  • After a statement it helps to ask others for their opinion (e.g. I think the best thing we can do in this situation is to do the following: (…) Do the others feel the same way?”
  • Time for self- and group reflection

Shift power constellations in favor of the group

The unequal distribution of work can lead to unequal opportunities to become involved in the group. As already mentioned above, this does not always have to be a bad thing. An enterprise needs different skills at different times. However, the different opportunities to participate can also be reflected in unequal opportunities to participate in the decision-making process.

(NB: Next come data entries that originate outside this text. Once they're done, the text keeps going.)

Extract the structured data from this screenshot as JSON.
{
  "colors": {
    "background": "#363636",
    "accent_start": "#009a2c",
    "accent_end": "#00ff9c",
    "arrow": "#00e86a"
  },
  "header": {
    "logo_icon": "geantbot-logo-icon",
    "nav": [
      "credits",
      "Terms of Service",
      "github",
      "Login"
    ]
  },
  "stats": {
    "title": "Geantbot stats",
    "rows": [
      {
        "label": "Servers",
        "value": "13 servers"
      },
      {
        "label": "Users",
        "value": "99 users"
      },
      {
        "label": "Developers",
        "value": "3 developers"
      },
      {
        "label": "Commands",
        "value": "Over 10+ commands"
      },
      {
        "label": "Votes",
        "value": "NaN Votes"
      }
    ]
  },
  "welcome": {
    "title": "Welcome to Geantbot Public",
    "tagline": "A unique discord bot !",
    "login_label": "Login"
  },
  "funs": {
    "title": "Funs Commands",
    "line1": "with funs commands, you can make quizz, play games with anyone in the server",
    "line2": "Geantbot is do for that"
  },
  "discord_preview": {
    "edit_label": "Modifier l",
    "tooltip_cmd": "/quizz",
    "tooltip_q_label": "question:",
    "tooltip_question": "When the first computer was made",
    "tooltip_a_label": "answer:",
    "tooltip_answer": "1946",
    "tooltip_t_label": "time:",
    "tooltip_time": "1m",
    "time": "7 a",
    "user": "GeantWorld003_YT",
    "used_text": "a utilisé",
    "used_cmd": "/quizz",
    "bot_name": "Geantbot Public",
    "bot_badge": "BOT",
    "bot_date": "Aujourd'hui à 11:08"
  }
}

This in turn has an impact on how someone identifies with the enterprise and on his/her willingness to work. Therefore, it may be a good idea to ensure that tasks cannot be done by just one person.

  • To ensure this, roles and tasks can be changed regularly (or sporadically) respectively the number of jobs per person can be limited (e.g. moderation is only allowed once every two months)
  • Or one introduces an affiliate program, so that certain tasks are carried out together by a knowledgeable person and a newcomer.

Of course, this does not mean that people should not follow their interests or talents, that there should no longer be specialists for certain tasks, or that people have to take on a task that overburdens them. Learning new skills can also bring happiness and pride and an increased sense of belonging to the enterprise. In order for the group to remain able to act at all times, the goal should be that there should not only be one person who can get a certain task done.

Another way to bring joy and a deeper connection to the project is the equal appreciation of tasks. This can be expressed in the fact that the small tasks (e.g. the collection of materials, cleaning up the common rooms, writing the minutes) are not taken for granted, but are explicitly acknowledged as work done. Furthermore, the people who do this work can be thanked in a similar way to someone who has taken on more obvious work (such as moderation or the important conversation with the bank). An honest “thank you”, which is briefly justified, can move a lot within a social framework.

Another strategy to deepen the cooperation is to do something common outside the usual activities. Interpersonal interactions in group meetings are very one-sided. Some people like those kinds of interactions more than others. The option to go to a pub together after the meeting can be a good idea, but maybe you just do the same thing – talk and sit – as before in a group meeting. In addition, the common in the pub builds up further hurdles: Not everyone can consume alcohol for financial, health or religious reasons.

For some groups, playful encounters are a helpful way to have fun, to get to know each other better and to deepen trust. The older the members of a group are and the more formal the course of the meetings, the more difficult it is to meet on a playful level. Doesn’t mean you shouldn’t try.

A simple game that many people are willing to play is, for example, Who am I?

More inspiration for Ice-Breaker or playful activities can be found at the links below.

Simple alternatives to playful encounters are cooking and eating together, walks or excursions.

Last: If it is easy within a group to give each other feedback and say how you are doing, then many conflicts can be avoided. This can be institutionalized, for example, through a regular time slot in the meeting structure, in which people can say how they are doing.

Some of the aspects described above are taken up again in the following examples. Additional methods for group structuring are described in more detail.


Further information

Overview of different moderation methods (German):

Detailed information on group moderation (English):

Moderation practice – practical methods (German):

Extensive collection of methods for groups (German):

More Ice-Breaker and initial actions (English):


The method database of the German Children’s Fund (Deutsches Kinderhelfwerk) (German):

Nick Osborne on Effective Groups (English):